Africa’s “youth bulge” represents both an enormous challenge and a tantalizing opportunity for the continent. With over 60 percent of Africans under the age of 35, governments are under increasing pressure to grasp the “demographic dividend” youth represent to boost agricultural productivity, enhance food security, and expand economic opportunities for young men and women. Each year, about 10-12 million young Africans aged 15-24 enter the labor market, but only 3.1 million formal wage jobs are generated, pushing millions of youth into low paying and precarious informal employment.
A foundational piece of Africa’s rural and agricultural transformation must be ensuring that youth have secure land rights on which to stake their future and invest in agriculture and farm-related productive activities. If properly harnessed, Africa’s nearly 420 million youth—including more than 200 million who reside in rural areas—will be the continent’s greatest asset and its engine to grow agricultural productivity and food security while reducing poverty.

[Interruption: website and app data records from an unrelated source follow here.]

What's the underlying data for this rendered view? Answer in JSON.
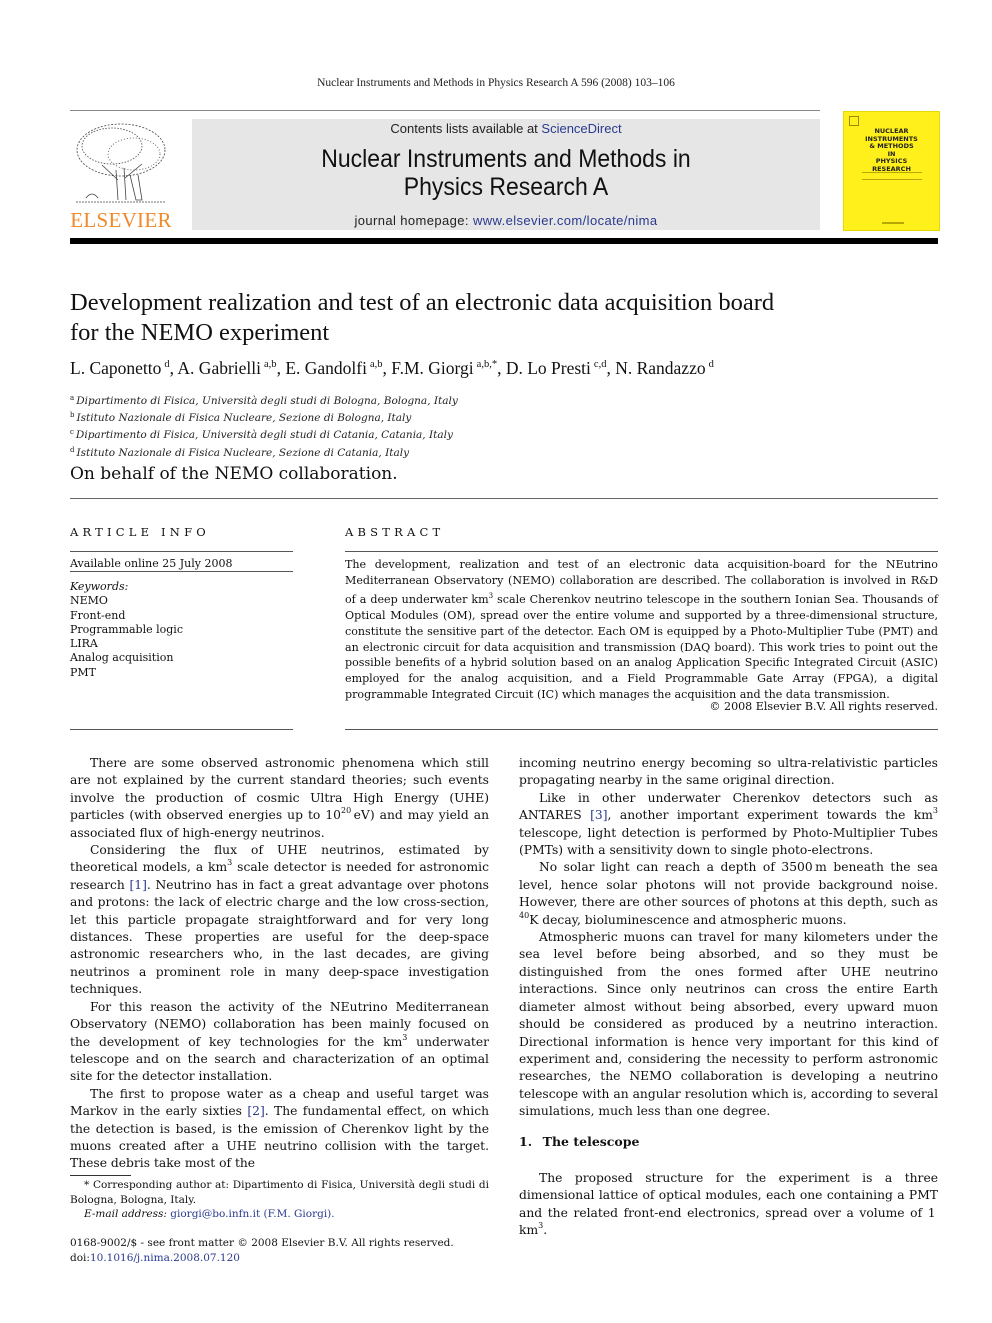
{
  "header": {
    "running_head": "Nuclear Instruments and Methods in Physics Research A 596 (2008) 103–106",
    "publisher_logo_text": "ELSEVIER",
    "contents_prefix": "Contents lists available at ",
    "contents_link": "ScienceDirect",
    "journal_title_line1": "Nuclear Instruments and Methods in",
    "journal_title_line2": "Physics Research A",
    "homepage_prefix": "journal homepage: ",
    "homepage_link": "www.elsevier.com/locate/nima",
    "cover_title": "NUCLEAR\nINSTRUMENTS\n& METHODS\nIN\nPHYSICS\nRESEARCH",
    "colors": {
      "elsevier_orange": "#f0892a",
      "link_blue": "#2a3a8f",
      "cover_yellow": "#ffef1a",
      "banner_gray": "#e6e6e6"
    }
  },
  "article": {
    "title_line1": "Development realization and test of an electronic data acquisition board",
    "title_line2": "for the NEMO experiment",
    "authors": [
      {
        "name": "L. Caponetto",
        "sup": "d"
      },
      {
        "name": "A. Gabrielli",
        "sup": "a,b"
      },
      {
        "name": "E. Gandolfi",
        "sup": "a,b"
      },
      {
        "name": "F.M. Giorgi",
        "sup": "a,b,*"
      },
      {
        "name": "D. Lo Presti",
        "sup": "c,d"
      },
      {
        "name": "N. Randazzo",
        "sup": "d"
      }
    ],
    "affiliations": [
      {
        "key": "a",
        "text": "Dipartimento di Fisica, Università degli studi di Bologna, Bologna, Italy"
      },
      {
        "key": "b",
        "text": "Istituto Nazionale di Fisica Nucleare, Sezione di Bologna, Italy"
      },
      {
        "key": "c",
        "text": "Dipartimento di Fisica, Università degli studi di Catania, Catania, Italy"
      },
      {
        "key": "d",
        "text": "Istituto Nazionale di Fisica Nucleare, Sezione di Catania, Italy"
      }
    ],
    "on_behalf": "On behalf of the NEMO collaboration."
  },
  "article_info": {
    "label": "ARTICLE INFO",
    "available": "Available online 25 July 2008",
    "keywords_label": "Keywords:",
    "keywords": [
      "NEMO",
      "Front-end",
      "Programmable logic",
      "LIRA",
      "Analog acquisition",
      "PMT"
    ]
  },
  "abstract": {
    "label": "ABSTRACT",
    "text_part1": "The development, realization and test of an electronic data acquisition-board for the NEutrino Mediterranean Observatory (NEMO) collaboration are described. The collaboration is involved in R&D of a deep underwater km",
    "sup1": "3",
    "text_part2": " scale Cherenkov neutrino telescope in the southern Ionian Sea. Thousands of Optical Modules (OM), spread over the entire volume and supported by a three-dimensional structure, constitute the sensitive part of the detector. Each OM is equipped by a Photo-Multiplier Tube (PMT) and an electronic circuit for data acquisition and transmission (DAQ board). This work tries to point out the possible benefits of a hybrid solution based on an analog Application Specific Integrated Circuit (ASIC) employed for the analog acquisition, and a Field Programmable Gate Array (FPGA), a digital programmable Integrated Circuit (IC) which manages the acquisition and the data transmission.",
    "copyright": "© 2008 Elsevier B.V. All rights reserved."
  },
  "body_left": {
    "p1_a": "There are some observed astronomic phenomena which still are not explained by the current standard theories; such events involve the production of cosmic Ultra High Energy (UHE) particles (with observed energies up to 10",
    "p1_sup": "20",
    "p1_b": " eV) and may yield an associated flux of high-energy neutrinos.",
    "p2_a": "Considering the flux of UHE neutrinos, estimated by theoretical models, a km",
    "p2_sup": "3",
    "p2_b": " scale detector is needed for astronomic research ",
    "p2_ref": "[1]",
    "p2_c": ". Neutrino has in fact a great advantage over photons and protons: the lack of electric charge and the low cross-section, let this particle propagate straightforward and for very long distances. These properties are useful for the deep-space astronomic researchers who, in the last decades, are giving neutrinos a prominent role in many deep-space investigation techniques.",
    "p3_a": "For this reason the activity of the NEutrino Mediterranean Observatory (NEMO) collaboration has been mainly focused on the development of key technologies for the km",
    "p3_sup": "3",
    "p3_b": " underwater telescope and on the search and characterization of an optimal site for the detector installation.",
    "p4_a": "The first to propose water as a cheap and useful target was Markov in the early sixties ",
    "p4_ref": "[2]",
    "p4_b": ". The fundamental effect, on which the detection is based, is the emission of Cherenkov light by the muons created after a UHE neutrino collision with the target. These debris take most of the"
  },
  "body_right": {
    "p1": "incoming neutrino energy becoming so ultra-relativistic particles propagating nearby in the same original direction.",
    "p2_a": "Like in other underwater Cherenkov detectors such as ANTARES ",
    "p2_ref": "[3]",
    "p2_b": ", another important experiment towards the km",
    "p2_sup": "3",
    "p2_c": " telescope, light detection is performed by Photo-Multiplier Tubes (PMTs) with a sensitivity down to single photo-electrons.",
    "p3_a": "No solar light can reach a depth of 3500 m beneath the sea level, hence solar photons will not provide background noise. However, there are other sources of photons at this depth, such as ",
    "p3_sup": "40",
    "p3_b": "K decay, bioluminescence and atmospheric muons.",
    "p4": "Atmospheric muons can travel for many kilometers under the sea level before being absorbed, and so they must be distinguished from the ones formed after UHE neutrino interactions. Since only neutrinos can cross the entire Earth diameter almost without being absorbed, every upward muon should be considered as produced by a neutrino interaction. Directional information is hence very important for this kind of experiment and, considering the necessity to perform astronomic researches, the NEMO collaboration is developing a neutrino telescope with an angular resolution which is, according to several simulations, much less than one degree.",
    "section_heading": "1.  The telescope",
    "p5_a": "The proposed structure for the experiment is a three dimensional lattice of optical modules, each one containing a PMT and the related front-end electronics, spread over a volume of 1 km",
    "p5_sup": "3",
    "p5_b": "."
  },
  "footnotes": {
    "corresponding": "* Corresponding author at: Dipartimento di Fisica, Università degli studi di Bologna, Bologna, Italy.",
    "email_label": "E-mail address: ",
    "email_link": "giorgi@bo.infn.it (F.M. Giorgi).",
    "front_matter": "0168-9002/$ - see front matter © 2008 Elsevier B.V. All rights reserved.",
    "doi_label": "doi:",
    "doi_link": "10.1016/j.nima.2008.07.120"
  }
}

Access to land is both a critical component and a fundamental barrier to productive youth engagement in agriculture. In fact, research shows that landlessness and lack of economic opportunities are important drivers of youth migration and farming career decisions in both land-scarce and land-abundant countries in sub-Saharan Africa. Continue reading →